--- RECORDS ---
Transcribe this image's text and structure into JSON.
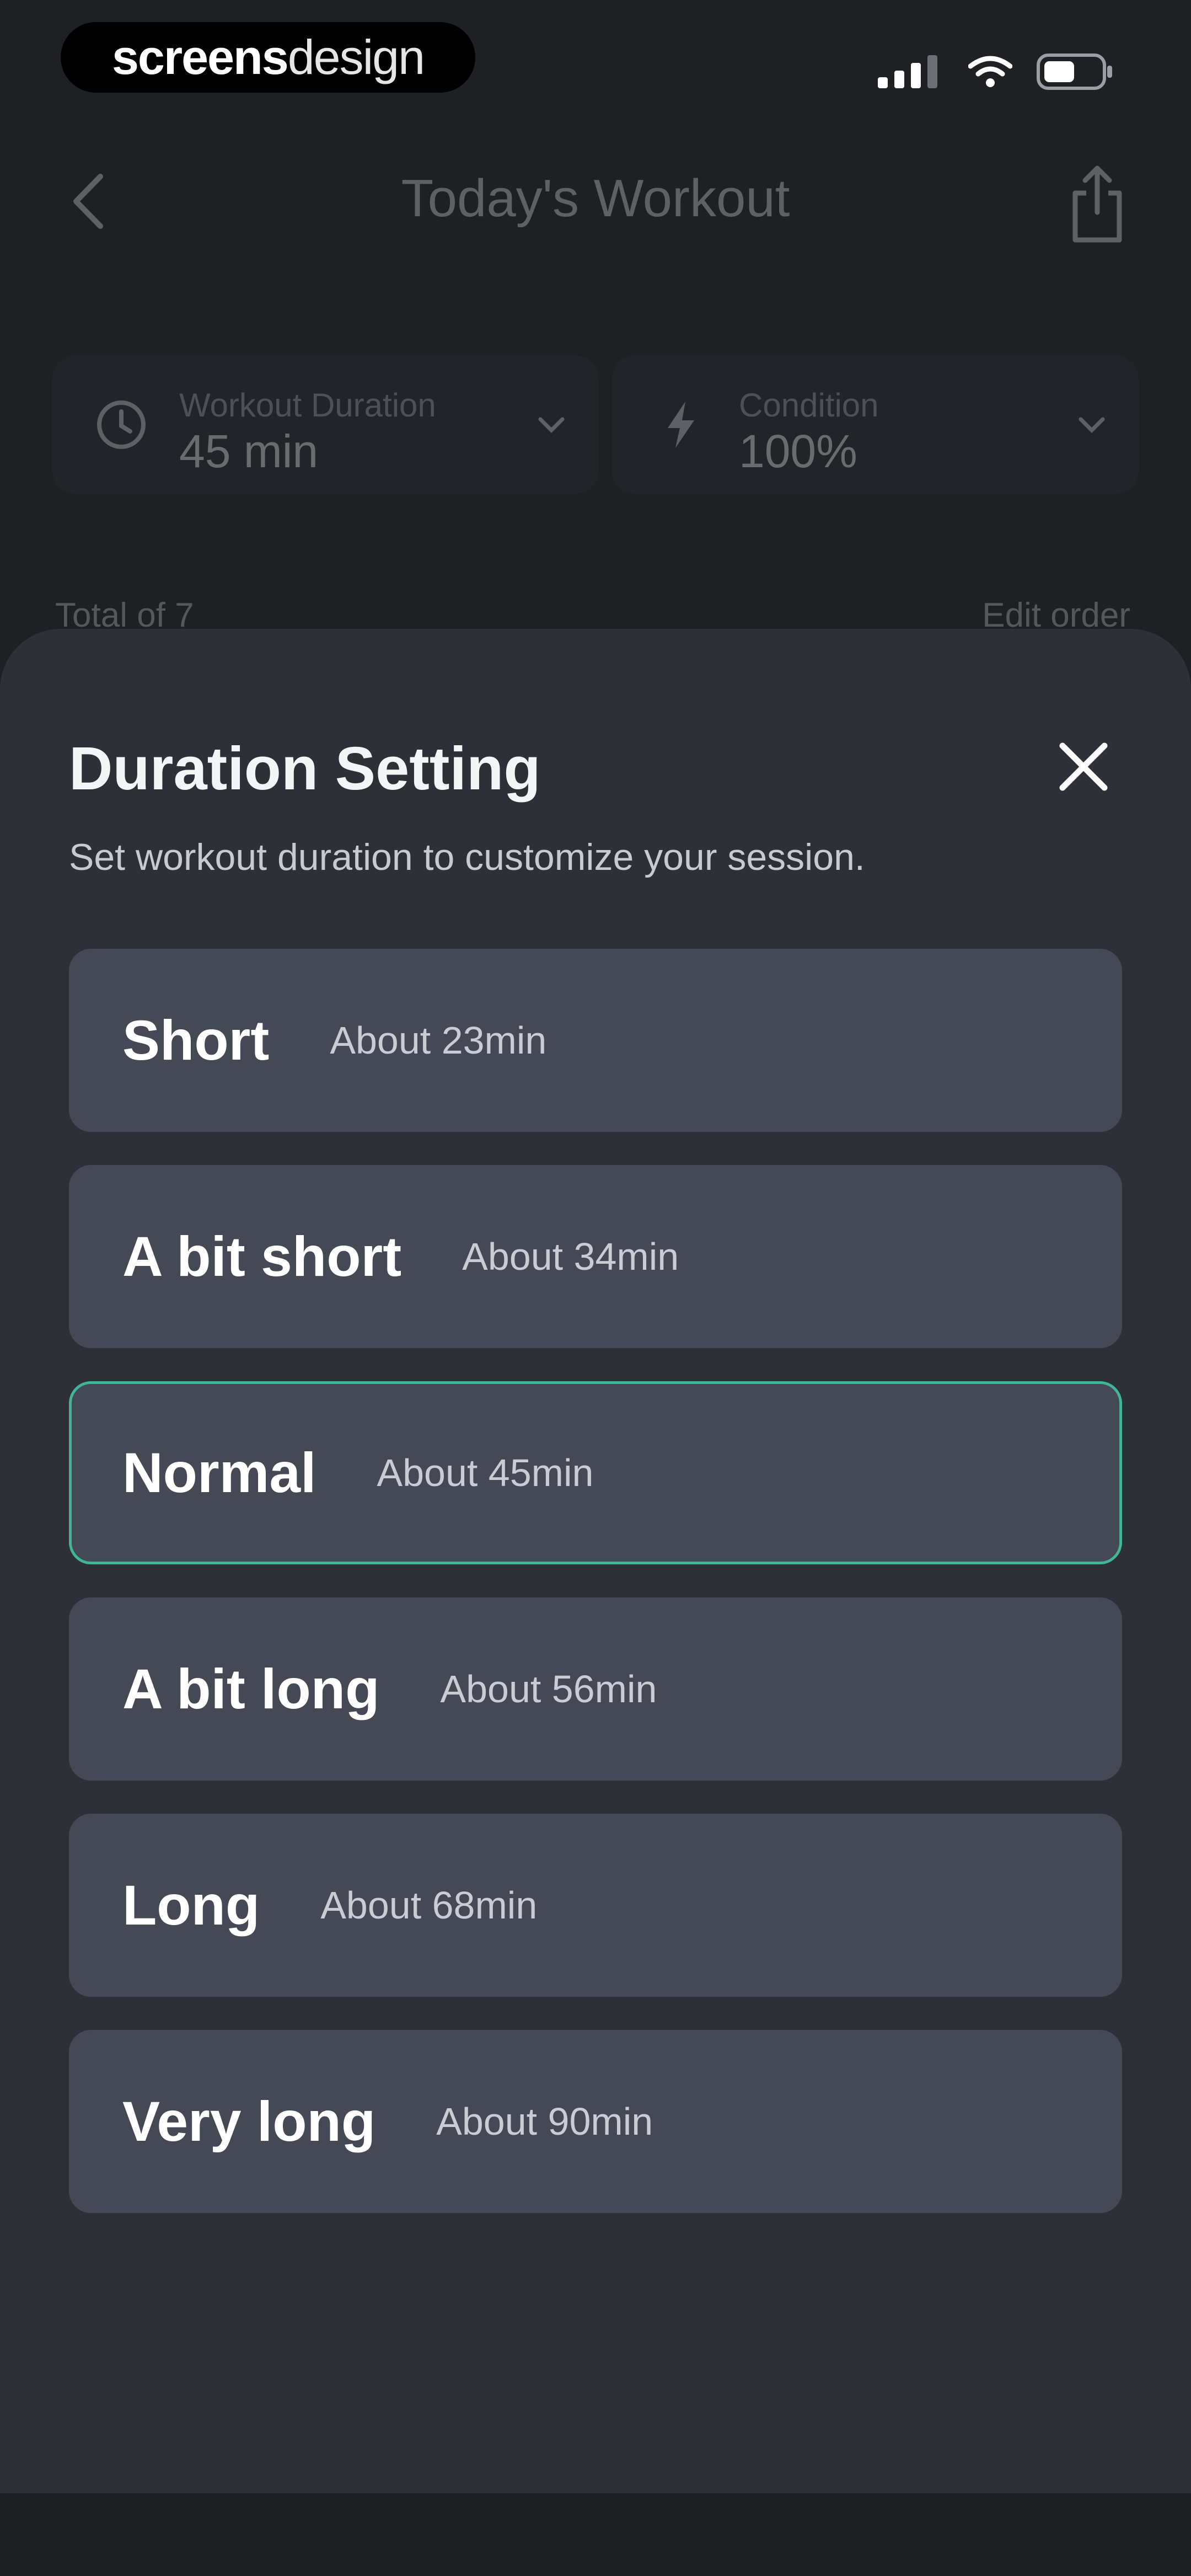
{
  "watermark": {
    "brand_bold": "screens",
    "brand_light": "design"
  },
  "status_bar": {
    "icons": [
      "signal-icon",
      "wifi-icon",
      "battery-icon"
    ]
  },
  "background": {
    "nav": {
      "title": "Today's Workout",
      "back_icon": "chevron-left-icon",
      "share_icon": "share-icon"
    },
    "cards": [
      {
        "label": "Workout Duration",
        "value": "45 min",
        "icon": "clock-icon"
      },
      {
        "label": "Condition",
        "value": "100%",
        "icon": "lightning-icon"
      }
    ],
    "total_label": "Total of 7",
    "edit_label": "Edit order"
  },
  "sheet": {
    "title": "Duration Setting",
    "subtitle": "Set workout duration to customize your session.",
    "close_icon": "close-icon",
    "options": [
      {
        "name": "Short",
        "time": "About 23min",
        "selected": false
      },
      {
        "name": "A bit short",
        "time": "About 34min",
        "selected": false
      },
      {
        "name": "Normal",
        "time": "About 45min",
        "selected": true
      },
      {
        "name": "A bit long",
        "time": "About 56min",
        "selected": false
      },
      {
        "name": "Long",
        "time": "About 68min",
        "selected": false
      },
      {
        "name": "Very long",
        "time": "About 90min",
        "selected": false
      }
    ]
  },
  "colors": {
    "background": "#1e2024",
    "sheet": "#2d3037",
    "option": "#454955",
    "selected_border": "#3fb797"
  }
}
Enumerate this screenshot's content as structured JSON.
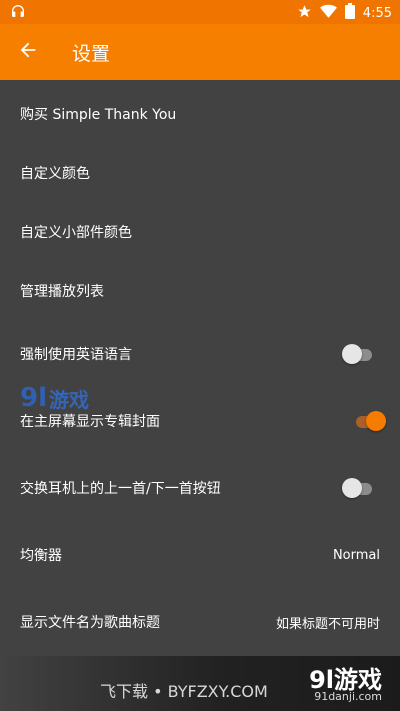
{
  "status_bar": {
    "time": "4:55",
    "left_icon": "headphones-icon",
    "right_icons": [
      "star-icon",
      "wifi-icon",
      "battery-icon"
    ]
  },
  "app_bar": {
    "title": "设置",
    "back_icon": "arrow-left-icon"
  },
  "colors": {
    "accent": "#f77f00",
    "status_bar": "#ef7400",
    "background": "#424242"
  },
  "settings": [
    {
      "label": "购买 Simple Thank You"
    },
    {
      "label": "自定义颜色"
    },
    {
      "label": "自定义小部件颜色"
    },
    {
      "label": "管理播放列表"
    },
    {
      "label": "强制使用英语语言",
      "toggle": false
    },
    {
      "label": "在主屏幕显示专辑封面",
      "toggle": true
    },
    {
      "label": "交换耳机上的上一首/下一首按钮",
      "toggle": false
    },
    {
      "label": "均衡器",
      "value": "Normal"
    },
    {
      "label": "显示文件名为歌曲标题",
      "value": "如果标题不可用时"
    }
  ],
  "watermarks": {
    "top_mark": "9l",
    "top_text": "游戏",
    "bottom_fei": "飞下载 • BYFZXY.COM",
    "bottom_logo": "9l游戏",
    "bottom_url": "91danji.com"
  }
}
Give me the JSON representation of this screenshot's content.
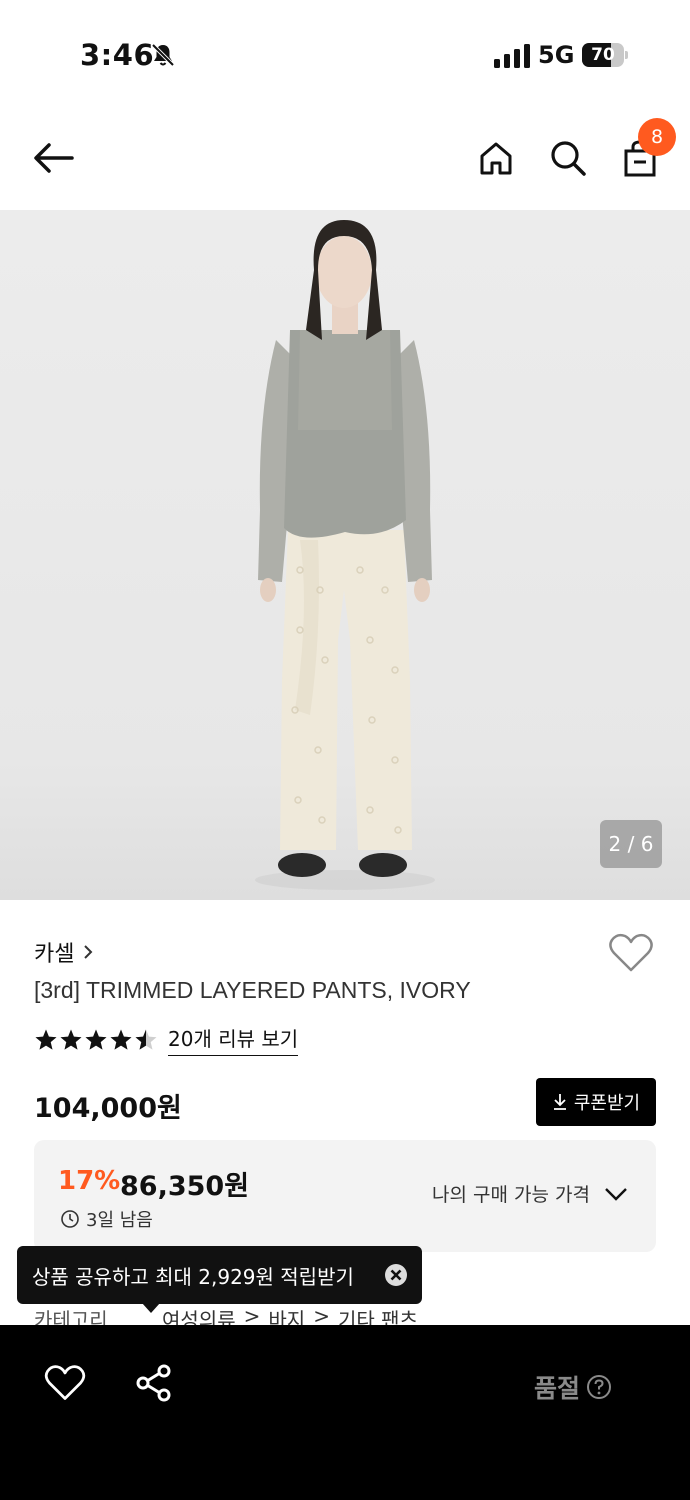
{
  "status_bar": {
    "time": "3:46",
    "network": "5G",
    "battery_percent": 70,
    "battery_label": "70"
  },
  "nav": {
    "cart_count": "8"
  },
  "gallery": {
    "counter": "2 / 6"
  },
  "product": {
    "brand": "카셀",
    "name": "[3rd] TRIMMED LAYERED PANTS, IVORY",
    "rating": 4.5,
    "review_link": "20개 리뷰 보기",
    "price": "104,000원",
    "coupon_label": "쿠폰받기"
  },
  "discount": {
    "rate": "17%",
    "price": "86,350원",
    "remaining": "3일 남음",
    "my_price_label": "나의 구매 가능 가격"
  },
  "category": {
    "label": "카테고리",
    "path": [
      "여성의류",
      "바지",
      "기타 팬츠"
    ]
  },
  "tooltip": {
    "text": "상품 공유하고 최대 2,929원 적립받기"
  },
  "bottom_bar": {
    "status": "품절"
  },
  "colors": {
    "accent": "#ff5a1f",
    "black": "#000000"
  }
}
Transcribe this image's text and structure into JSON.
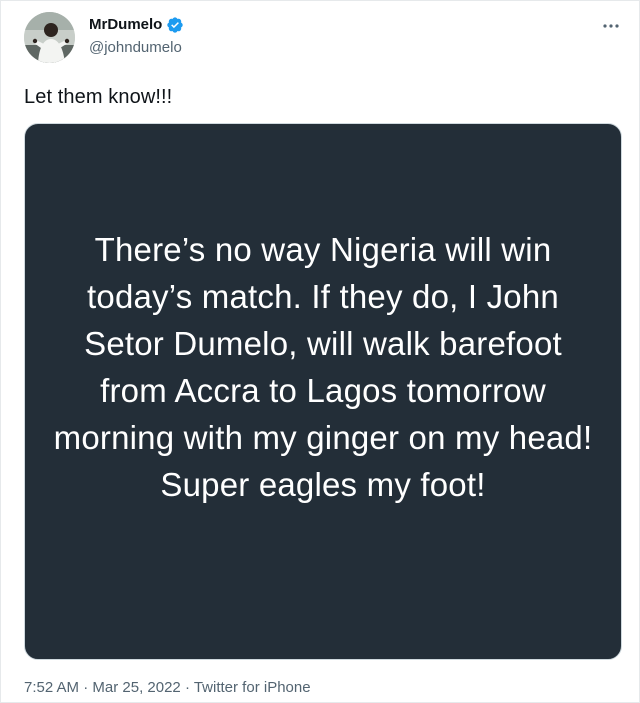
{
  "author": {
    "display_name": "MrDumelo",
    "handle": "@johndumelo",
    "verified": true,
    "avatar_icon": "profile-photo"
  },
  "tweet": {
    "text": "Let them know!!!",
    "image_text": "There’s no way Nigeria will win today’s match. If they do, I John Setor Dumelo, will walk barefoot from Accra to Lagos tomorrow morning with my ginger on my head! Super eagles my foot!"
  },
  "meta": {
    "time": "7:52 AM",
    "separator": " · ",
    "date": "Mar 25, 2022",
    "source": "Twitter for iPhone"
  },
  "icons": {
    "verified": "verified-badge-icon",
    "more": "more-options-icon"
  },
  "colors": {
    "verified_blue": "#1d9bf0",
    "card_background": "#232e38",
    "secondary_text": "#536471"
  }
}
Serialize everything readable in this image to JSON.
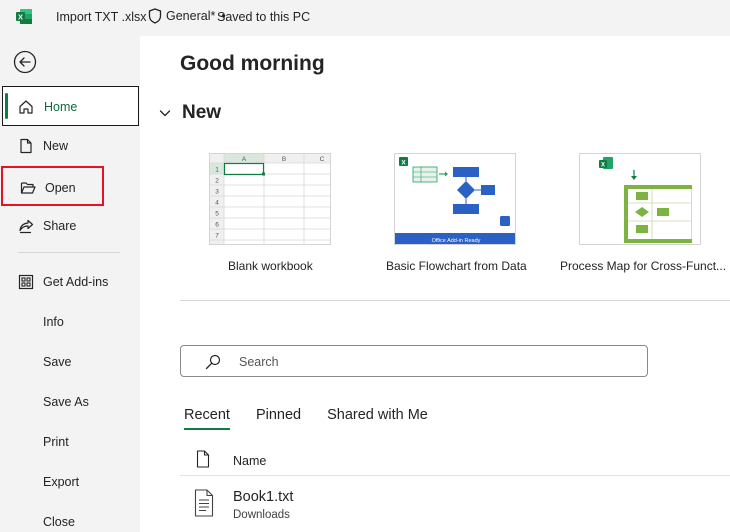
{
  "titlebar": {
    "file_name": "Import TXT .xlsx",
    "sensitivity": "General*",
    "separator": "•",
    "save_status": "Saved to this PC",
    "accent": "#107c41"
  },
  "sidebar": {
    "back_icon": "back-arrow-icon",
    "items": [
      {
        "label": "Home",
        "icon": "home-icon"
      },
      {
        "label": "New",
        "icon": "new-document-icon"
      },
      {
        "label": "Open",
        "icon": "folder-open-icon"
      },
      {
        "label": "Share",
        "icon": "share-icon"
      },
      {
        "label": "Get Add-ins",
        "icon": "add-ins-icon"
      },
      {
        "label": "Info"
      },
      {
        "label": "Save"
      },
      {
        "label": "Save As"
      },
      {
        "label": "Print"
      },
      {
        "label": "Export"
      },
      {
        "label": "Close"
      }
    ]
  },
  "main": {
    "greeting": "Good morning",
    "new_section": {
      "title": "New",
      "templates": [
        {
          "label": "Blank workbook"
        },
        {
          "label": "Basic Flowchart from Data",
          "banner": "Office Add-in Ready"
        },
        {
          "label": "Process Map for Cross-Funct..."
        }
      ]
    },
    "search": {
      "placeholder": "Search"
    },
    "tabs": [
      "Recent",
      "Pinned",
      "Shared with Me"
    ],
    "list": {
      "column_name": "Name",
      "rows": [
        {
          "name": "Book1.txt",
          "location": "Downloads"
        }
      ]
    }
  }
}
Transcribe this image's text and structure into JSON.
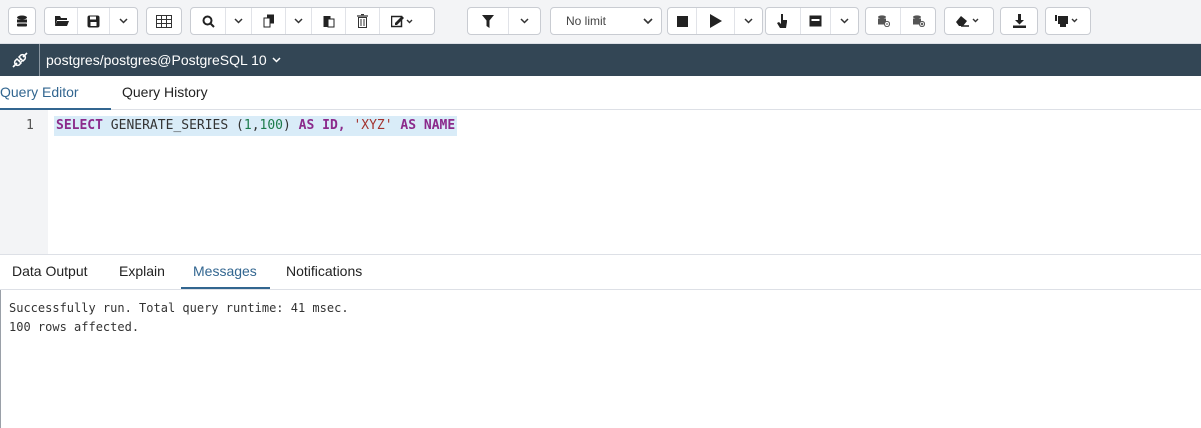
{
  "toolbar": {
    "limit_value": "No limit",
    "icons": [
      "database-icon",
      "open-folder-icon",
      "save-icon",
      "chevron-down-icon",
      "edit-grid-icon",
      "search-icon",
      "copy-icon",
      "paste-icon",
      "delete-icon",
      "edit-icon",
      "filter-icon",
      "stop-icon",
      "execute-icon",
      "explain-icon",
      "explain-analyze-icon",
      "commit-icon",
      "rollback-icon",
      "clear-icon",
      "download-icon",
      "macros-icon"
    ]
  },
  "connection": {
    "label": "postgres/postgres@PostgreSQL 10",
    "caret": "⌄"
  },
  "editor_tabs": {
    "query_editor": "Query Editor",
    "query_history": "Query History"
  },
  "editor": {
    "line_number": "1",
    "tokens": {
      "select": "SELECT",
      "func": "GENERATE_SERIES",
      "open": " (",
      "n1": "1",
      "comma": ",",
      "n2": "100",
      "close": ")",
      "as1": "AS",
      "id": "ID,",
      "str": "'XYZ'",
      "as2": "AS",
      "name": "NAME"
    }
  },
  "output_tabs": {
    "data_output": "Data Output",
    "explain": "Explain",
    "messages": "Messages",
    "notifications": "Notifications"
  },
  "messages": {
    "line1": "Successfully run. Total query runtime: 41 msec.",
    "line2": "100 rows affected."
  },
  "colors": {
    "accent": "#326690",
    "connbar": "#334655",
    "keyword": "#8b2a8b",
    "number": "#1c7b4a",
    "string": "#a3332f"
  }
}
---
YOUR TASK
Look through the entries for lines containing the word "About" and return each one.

RESPONSE TO THIS TASK
        "time": "About 23min",
        "time": "About 34min",
        "time": "About 45min",
        "time": "About 56min",
        "time": "About 68min",
        "time": "About 90min",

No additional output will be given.